Travel and lodging (which is normally included in my collections). I’m usually fine with staying at the cheapest non-seedy looking motel in town (usually a Motel 6), but that still varies in price depending on time of year and location.

Furthering education in the form of workshops, mentorships, and courses definitely has a cost. Y’all I’ve probably spent at least $1500 on that in the past year alone.

Bridal shows. The cost of a booth can range, but average is around $600. That’s just for the booth space. Not including the products you have to purchase to display, new business cards, brochures, and other stuff you’d see at a show. It isn’t uncommon to drop $2k on a bridal show.

Things difficult to “price”:

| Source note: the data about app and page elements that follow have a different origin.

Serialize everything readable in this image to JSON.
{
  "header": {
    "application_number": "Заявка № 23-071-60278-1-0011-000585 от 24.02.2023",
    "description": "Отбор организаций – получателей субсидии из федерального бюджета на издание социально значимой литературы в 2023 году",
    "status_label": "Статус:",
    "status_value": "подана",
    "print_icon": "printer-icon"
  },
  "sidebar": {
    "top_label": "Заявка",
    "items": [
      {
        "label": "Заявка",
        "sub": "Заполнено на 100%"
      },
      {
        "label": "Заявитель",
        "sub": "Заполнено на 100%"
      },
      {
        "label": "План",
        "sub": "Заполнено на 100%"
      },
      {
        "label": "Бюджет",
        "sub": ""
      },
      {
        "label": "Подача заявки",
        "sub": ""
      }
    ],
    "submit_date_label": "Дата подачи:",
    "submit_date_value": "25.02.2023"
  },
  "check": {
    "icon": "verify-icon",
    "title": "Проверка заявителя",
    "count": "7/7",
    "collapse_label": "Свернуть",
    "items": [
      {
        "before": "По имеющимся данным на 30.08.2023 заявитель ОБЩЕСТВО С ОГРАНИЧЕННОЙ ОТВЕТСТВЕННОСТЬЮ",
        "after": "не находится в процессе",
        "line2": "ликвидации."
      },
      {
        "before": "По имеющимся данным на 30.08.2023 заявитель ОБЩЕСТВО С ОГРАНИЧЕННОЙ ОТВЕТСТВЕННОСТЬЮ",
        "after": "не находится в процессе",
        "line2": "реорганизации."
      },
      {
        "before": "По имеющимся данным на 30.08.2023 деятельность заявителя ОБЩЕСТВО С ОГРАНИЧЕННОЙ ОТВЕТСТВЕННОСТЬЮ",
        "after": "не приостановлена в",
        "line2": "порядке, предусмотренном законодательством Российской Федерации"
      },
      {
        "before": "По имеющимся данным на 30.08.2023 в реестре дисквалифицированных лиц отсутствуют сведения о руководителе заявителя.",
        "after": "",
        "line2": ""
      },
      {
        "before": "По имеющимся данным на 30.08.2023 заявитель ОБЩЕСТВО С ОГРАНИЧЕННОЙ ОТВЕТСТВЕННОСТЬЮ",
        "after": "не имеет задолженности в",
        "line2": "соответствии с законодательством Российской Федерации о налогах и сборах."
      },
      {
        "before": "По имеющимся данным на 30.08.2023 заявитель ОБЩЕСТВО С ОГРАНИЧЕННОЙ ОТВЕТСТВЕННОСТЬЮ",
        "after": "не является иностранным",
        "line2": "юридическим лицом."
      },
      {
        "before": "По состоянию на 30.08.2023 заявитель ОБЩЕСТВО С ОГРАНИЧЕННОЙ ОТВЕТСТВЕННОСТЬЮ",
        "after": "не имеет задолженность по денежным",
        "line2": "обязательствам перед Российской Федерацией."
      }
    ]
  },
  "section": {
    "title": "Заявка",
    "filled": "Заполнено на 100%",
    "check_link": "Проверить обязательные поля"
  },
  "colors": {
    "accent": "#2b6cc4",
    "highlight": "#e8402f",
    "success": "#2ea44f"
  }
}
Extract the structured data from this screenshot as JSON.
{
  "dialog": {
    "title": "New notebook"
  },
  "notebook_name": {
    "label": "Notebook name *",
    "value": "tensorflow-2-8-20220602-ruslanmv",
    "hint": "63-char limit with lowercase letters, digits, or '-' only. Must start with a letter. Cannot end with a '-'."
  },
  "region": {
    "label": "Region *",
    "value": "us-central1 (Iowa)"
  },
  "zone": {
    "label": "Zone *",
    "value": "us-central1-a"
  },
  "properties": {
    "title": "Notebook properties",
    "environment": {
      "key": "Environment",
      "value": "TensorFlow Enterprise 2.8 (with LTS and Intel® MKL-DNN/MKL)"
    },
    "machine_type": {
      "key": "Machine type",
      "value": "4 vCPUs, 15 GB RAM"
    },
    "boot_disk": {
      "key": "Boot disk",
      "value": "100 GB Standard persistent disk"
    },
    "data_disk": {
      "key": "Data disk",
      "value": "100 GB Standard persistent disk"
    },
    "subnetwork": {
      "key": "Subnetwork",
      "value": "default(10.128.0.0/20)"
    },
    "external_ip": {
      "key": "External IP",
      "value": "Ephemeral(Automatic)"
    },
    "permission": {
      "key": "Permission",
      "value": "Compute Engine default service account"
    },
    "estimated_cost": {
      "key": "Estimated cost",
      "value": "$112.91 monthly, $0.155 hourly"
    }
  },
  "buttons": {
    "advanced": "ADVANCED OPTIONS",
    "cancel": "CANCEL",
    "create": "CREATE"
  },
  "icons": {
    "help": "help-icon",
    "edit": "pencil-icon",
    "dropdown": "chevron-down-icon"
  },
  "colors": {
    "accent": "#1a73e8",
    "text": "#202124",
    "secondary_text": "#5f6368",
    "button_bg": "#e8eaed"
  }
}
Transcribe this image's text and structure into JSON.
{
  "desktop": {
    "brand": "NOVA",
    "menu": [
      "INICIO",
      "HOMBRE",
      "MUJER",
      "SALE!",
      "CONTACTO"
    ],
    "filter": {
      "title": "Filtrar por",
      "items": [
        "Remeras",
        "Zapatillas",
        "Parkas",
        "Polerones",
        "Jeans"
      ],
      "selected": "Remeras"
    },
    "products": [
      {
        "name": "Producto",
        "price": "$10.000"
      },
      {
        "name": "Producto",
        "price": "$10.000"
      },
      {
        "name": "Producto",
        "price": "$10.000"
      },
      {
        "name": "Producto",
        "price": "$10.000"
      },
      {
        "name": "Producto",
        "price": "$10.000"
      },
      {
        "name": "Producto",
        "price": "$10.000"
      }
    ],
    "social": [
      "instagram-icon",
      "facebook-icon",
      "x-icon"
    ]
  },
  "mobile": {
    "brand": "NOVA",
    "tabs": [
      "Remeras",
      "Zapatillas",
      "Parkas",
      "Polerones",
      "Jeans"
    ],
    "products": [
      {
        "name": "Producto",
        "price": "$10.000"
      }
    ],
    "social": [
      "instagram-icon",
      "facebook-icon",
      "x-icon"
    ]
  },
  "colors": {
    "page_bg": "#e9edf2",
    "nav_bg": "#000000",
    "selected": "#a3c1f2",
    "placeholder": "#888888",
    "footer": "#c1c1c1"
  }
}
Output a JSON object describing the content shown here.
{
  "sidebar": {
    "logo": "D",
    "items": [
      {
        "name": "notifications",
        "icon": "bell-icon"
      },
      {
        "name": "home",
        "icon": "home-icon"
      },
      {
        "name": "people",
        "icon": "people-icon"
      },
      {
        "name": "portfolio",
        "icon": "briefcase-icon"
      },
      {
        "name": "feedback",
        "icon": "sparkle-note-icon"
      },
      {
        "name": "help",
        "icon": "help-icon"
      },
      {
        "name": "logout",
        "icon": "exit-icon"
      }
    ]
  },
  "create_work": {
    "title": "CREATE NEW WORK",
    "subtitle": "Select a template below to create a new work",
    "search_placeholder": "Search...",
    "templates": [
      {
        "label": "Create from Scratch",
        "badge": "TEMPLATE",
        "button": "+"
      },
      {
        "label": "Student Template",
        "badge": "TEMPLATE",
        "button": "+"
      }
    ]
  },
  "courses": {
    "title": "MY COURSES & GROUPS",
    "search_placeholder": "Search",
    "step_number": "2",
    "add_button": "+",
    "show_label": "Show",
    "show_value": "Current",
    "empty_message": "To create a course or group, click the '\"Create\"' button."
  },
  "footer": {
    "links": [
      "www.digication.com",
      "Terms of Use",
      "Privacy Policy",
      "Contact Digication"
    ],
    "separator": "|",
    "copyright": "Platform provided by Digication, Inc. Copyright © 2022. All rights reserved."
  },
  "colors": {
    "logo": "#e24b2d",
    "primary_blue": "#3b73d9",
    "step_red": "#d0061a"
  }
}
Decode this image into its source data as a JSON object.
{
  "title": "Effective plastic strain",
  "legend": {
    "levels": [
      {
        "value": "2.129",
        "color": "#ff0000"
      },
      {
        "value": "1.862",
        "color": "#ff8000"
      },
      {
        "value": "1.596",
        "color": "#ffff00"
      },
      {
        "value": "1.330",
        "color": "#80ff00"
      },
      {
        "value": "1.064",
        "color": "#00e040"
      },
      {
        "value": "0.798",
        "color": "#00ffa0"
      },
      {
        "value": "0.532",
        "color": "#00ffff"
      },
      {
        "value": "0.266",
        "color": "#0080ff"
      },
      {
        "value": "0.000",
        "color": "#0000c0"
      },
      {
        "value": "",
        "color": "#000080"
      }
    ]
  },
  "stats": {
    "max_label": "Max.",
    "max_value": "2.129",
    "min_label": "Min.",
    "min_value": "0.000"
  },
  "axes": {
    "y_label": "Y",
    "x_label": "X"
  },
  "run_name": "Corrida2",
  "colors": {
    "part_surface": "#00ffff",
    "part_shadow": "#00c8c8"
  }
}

Experience, skill, intuition, dedication, time sacrificed with family and friends because of wedding emergencies (yeah, if you inquire at 2am and I happen to be awake, I’m going to reply).

And honestly, guys, this is just scratching the surface.

For wedding photographers, we have about half a year to make the amount needed to supply our business for the entire calendar year. And there are only so many weekends in that time frame.

Now, if you can’t afford to pay a licensed, insured, registered photographer who has sufficient equipment, that is fine. For real. We all run on a budget and totally get it. We just ask you not to degrade or insult us as “outrageous” or not “reasonable”. We’re simply trying to make a living (wishes aren’t going to fulfill my Goldfish Cracker addiction) doing something that we love and happen to be good at.

Next time you’re posting on social media looking for a photographer and have a budget in mind, say, “In search of photographer with _____ photography style. Budget is _______.” That way you won’t be wasting our time replying thinking we may be in a vague range of what “reasonable” or “affordable” might be, and we don’t waste your time by being one more photographer you have to wade through that doesn’t fit your needs.

Peace and love guys, from one person trying to make a living in this world to the next.